After finishing his meal, Methos sat back in his chair, pleasantly full. Outside it had started to rain again, but he was dry and warm. He hadn't realized how cold he had been in the basement of Shakespeare & Co. MacLeod ordered another Alsace wine and a creme brulee to share.
They were only given one spoon for the brulee, the waiters far too distracted and busy to pay any attention. MacLeod scooped out a spoonful and ate it, then scooped out another spoonful and held it for Methos. He swallowed the rich dessert, ignoring the twinge of desire that warmed his belly like brandy.
Across from him, MacLeod was smiling, like he knew a secret and couldn't wait to tell it. What? he asked silently.
MacLeod shrugged, leaned in, indicating Methos should come closer. The small table gave the illusion of privacy in the midst of noisy confusion. Nearby a child was screaming for attention. Elsewhere a man was speaking loudly in French. Someone was singing. All of it was overwhelming, loud and abrasive, and perfect.

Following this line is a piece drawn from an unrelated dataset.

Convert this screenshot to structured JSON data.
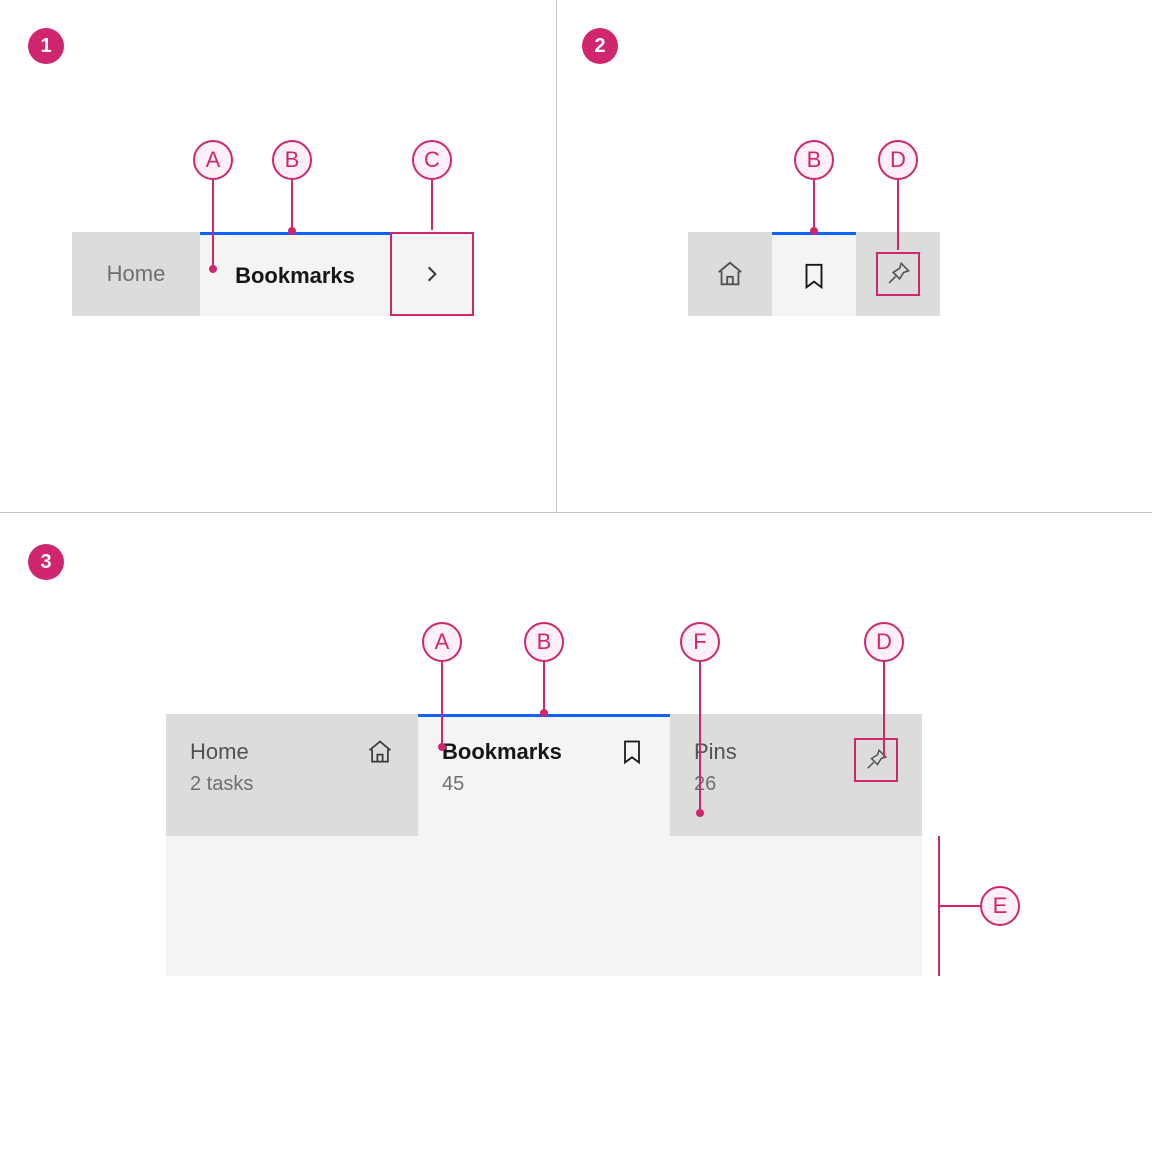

"Thank you," said MacLeod. "I'd love to read it."
Methos could smell the wine on MacLeod's breath. They were close enough for MacLeod's lips to brush against the skin of his cheek, like a kiss. He nodded, the warmth in his belly spreading, reaching all the way up to his ears.
Outside, he waited while MacLeod settled the bill. He stood on the sidewalk, still warm from the wine and the heat of the restaurant, lifting his face up to let the gentle rain fall on his eyelids. He thought of that journal freshly bound, he thought of Alexa and of Paloma gone for many years now.
MacLeod appeared and stood silently next to him. Like before, MacLeod took the lead, only this time he held Methos's hand in his.